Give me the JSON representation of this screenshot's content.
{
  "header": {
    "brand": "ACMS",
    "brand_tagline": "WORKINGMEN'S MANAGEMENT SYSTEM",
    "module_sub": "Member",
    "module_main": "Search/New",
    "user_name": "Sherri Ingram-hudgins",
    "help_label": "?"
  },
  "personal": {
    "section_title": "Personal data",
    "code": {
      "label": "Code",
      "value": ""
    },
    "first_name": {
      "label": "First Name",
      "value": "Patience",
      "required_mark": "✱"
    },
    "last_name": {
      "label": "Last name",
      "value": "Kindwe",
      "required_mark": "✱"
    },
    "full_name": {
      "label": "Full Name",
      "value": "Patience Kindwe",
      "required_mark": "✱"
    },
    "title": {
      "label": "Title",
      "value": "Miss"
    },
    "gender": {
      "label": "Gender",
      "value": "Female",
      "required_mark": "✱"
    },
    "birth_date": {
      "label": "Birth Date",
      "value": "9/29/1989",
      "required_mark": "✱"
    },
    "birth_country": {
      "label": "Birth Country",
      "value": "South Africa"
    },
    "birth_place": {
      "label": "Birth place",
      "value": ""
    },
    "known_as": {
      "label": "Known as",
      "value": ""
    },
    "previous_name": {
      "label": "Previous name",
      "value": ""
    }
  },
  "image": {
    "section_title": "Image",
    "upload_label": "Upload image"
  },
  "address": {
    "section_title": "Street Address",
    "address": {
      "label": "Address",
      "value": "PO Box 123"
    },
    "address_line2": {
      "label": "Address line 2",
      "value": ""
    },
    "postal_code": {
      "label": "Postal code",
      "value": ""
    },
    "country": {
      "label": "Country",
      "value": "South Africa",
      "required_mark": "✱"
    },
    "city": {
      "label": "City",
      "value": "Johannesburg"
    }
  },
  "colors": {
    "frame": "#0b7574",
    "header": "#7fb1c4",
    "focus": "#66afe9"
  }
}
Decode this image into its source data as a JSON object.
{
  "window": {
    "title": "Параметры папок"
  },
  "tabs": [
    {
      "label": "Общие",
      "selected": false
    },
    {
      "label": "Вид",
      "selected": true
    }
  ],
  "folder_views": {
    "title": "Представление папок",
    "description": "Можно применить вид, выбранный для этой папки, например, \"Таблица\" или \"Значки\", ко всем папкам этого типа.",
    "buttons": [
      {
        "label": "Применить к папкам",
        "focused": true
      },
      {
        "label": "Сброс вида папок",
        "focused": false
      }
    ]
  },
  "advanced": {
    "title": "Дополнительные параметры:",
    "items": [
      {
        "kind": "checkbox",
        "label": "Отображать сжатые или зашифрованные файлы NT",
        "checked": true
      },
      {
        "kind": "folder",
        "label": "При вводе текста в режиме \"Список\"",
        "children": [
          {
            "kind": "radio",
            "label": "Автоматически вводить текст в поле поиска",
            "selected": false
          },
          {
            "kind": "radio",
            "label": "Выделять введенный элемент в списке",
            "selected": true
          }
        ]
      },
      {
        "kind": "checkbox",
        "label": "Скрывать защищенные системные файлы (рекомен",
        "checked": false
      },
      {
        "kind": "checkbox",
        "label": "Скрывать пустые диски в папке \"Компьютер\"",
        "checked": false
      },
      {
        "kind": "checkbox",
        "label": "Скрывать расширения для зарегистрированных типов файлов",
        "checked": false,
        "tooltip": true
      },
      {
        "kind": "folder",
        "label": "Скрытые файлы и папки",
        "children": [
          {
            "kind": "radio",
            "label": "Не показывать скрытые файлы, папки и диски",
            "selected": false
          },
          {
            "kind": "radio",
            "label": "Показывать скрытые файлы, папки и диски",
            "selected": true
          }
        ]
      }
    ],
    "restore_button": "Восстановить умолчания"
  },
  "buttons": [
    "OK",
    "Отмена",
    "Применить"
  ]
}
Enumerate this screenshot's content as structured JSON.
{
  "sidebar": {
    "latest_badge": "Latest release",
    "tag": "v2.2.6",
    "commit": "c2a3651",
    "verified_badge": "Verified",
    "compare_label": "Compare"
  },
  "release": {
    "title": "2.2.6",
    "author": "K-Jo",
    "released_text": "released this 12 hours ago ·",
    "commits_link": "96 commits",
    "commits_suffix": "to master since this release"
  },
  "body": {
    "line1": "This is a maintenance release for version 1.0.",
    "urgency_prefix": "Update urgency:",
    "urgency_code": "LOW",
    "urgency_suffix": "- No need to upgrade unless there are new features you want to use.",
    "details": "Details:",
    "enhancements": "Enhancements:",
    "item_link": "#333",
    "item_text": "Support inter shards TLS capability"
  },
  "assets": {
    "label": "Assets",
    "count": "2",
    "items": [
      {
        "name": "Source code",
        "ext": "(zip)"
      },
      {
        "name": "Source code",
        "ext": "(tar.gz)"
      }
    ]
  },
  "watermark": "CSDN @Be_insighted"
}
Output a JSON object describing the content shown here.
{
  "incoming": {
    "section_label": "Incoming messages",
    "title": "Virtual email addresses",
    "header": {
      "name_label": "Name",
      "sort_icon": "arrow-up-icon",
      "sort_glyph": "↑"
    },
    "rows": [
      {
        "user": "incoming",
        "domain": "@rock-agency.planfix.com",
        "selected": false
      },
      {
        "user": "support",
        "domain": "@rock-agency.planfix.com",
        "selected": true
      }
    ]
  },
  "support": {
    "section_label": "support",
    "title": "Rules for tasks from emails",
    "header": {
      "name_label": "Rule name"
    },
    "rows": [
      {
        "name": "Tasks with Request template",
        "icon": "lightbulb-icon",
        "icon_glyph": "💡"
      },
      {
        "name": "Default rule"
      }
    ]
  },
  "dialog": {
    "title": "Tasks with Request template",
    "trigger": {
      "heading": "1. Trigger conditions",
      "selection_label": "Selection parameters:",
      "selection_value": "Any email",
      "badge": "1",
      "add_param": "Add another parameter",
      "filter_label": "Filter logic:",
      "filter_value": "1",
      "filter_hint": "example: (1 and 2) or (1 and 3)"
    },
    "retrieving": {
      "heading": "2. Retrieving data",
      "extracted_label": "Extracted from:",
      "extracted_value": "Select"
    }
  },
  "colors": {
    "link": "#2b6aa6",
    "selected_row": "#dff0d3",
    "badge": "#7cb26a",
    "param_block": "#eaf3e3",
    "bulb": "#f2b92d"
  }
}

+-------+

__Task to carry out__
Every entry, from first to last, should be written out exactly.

__The completed task__
Give me the JSON representation of this screenshot's content.
{
  "header": {
    "brand": "ACMS",
    "brand_tagline": "WORKINGMEN'S MANAGEMENT SYSTEM",
    "module_sub": "Member",
    "module_main": "Search/New",
    "user_name": "Sherri Ingram-hudgins",
    "help_label": "?"
  },
  "personal": {
    "section_title": "Personal data",
    "code": {
      "label": "Code",
      "value": ""
    },
    "first_name": {
      "label": "First Name",
      "value": "Patience",
      "required_mark": "✱"
    },
    "last_name": {
      "label": "Last name",
      "value": "Kindwe",
      "required_mark": "✱"
    },
    "full_name": {
      "label": "Full Name",
      "value": "Patience Kindwe",
      "required_mark": "✱"
    },
    "title": {
      "label": "Title",
      "value": "Miss"
    },
    "gender": {
      "label": "Gender",
      "value": "Female",
      "required_mark": "✱"
    },
    "birth_date": {
      "label": "Birth Date",
      "value": "9/29/1989",
      "required_mark": "✱"
    },
    "birth_country": {
      "label": "Birth Country",
      "value": "South Africa"
    },
    "birth_place": {
      "label": "Birth place",
      "value": ""
    },
    "known_as": {
      "label": "Known as",
      "value": ""
    },
    "previous_name": {
      "label": "Previous name",
      "value": ""
    }
  },
  "image": {
    "section_title": "Image",
    "upload_label": "Upload image"
  },
  "address": {
    "section_title": "Street Address",
    "address": {
      "label": "Address",
      "value": "PO Box 123"
    },
    "address_line2": {
      "label": "Address line 2",
      "value": ""
    },
    "postal_code": {
      "label": "Postal code",
      "value": ""
    },
    "country": {
      "label": "Country",
      "value": "South Africa",
      "required_mark": "✱"
    },
    "city": {
      "label": "City",
      "value": "Johannesburg"
    }
  },
  "colors": {
    "frame": "#0b7574",
    "header": "#7fb1c4",
    "focus": "#66afe9"
  }
}
Decode this image into its source data as a JSON object.
{
  "window": {
    "title": "Параметры папок"
  },
  "tabs": [
    {
      "label": "Общие",
      "selected": false
    },
    {
      "label": "Вид",
      "selected": true
    }
  ],
  "folder_views": {
    "title": "Представление папок",
    "description": "Можно применить вид, выбранный для этой папки, например, \"Таблица\" или \"Значки\", ко всем папкам этого типа.",
    "buttons": [
      {
        "label": "Применить к папкам",
        "focused": true
      },
      {
        "label": "Сброс вида папок",
        "focused": false
      }
    ]
  },
  "advanced": {
    "title": "Дополнительные параметры:",
    "items": [
      {
        "kind": "checkbox",
        "label": "Отображать сжатые или зашифрованные файлы NT",
        "checked": true
      },
      {
        "kind": "folder",
        "label": "При вводе текста в режиме \"Список\"",
        "children": [
          {
            "kind": "radio",
            "label": "Автоматически вводить текст в поле поиска",
            "selected": false
          },
          {
            "kind": "radio",
            "label": "Выделять введенный элемент в списке",
            "selected": true
          }
        ]
      },
      {
        "kind": "checkbox",
        "label": "Скрывать защищенные системные файлы (рекомен",
        "checked": false
      },
      {
        "kind": "checkbox",
        "label": "Скрывать пустые диски в папке \"Компьютер\"",
        "checked": false
      },
      {
        "kind": "checkbox",
        "label": "Скрывать расширения для зарегистрированных типов файлов",
        "checked": false,
        "tooltip": true
      },
      {
        "kind": "folder",
        "label": "Скрытые файлы и папки",
        "children": [
          {
            "kind": "radio",
            "label": "Не показывать скрытые файлы, папки и диски",
            "selected": false
          },
          {
            "kind": "radio",
            "label": "Показывать скрытые файлы, папки и диски",
            "selected": true
          }
        ]
      }
    ],
    "restore_button": "Восстановить умолчания"
  },
  "buttons": [
    "OK",
    "Отмена",
    "Применить"
  ]
}
Enumerate this screenshot's content as structured JSON.
{
  "sidebar": {
    "latest_badge": "Latest release",
    "tag": "v2.2.6",
    "commit": "c2a3651",
    "verified_badge": "Verified",
    "compare_label": "Compare"
  },
  "release": {
    "title": "2.2.6",
    "author": "K-Jo",
    "released_text": "released this 12 hours ago ·",
    "commits_link": "96 commits",
    "commits_suffix": "to master since this release"
  },
  "body": {
    "line1": "This is a maintenance release for version 1.0.",
    "urgency_prefix": "Update urgency:",
    "urgency_code": "LOW",
    "urgency_suffix": "- No need to upgrade unless there are new features you want to use.",
    "details": "Details:",
    "enhancements": "Enhancements:",
    "item_link": "#333",
    "item_text": "Support inter shards TLS capability"
  },
  "assets": {
    "label": "Assets",
    "count": "2",
    "items": [
      {
        "name": "Source code",
        "ext": "(zip)"
      },
      {
        "name": "Source code",
        "ext": "(tar.gz)"
      }
    ]
  },
  "watermark": "CSDN @Be_insighted"
}
Output a JSON object describing the content shown here.
{
  "incoming": {
    "section_label": "Incoming messages",
    "title": "Virtual email addresses",
    "header": {
      "name_label": "Name",
      "sort_icon": "arrow-up-icon",
      "sort_glyph": "↑"
    },
    "rows": [
      {
        "user": "incoming",
        "domain": "@rock-agency.planfix.com",
        "selected": false
      },
      {
        "user": "support",
        "domain": "@rock-agency.planfix.com",
        "selected": true
      }
    ]
  },
  "support": {
    "section_label": "support",
    "title": "Rules for tasks from emails",
    "header": {
      "name_label": "Rule name"
    },
    "rows": [
      {
        "name": "Tasks with Request template",
        "icon": "lightbulb-icon",
        "icon_glyph": "💡"
      },
      {
        "name": "Default rule"
      }
    ]
  },
  "dialog": {
    "title": "Tasks with Request template",
    "trigger": {
      "heading": "1. Trigger conditions",
      "selection_label": "Selection parameters:",
      "selection_value": "Any email",
      "badge": "1",
      "add_param": "Add another parameter",
      "filter_label": "Filter logic:",
      "filter_value": "1",
      "filter_hint": "example: (1 and 2) or (1 and 3)"
    },
    "retrieving": {
      "heading": "2. Retrieving data",
      "extracted_label": "Extracted from:",
      "extracted_value": "Select"
    }
  },
  "colors": {
    "link": "#2b6aa6",
    "selected_row": "#dff0d3",
    "badge": "#7cb26a",
    "param_block": "#eaf3e3",
    "bulb": "#f2b92d"
  }
}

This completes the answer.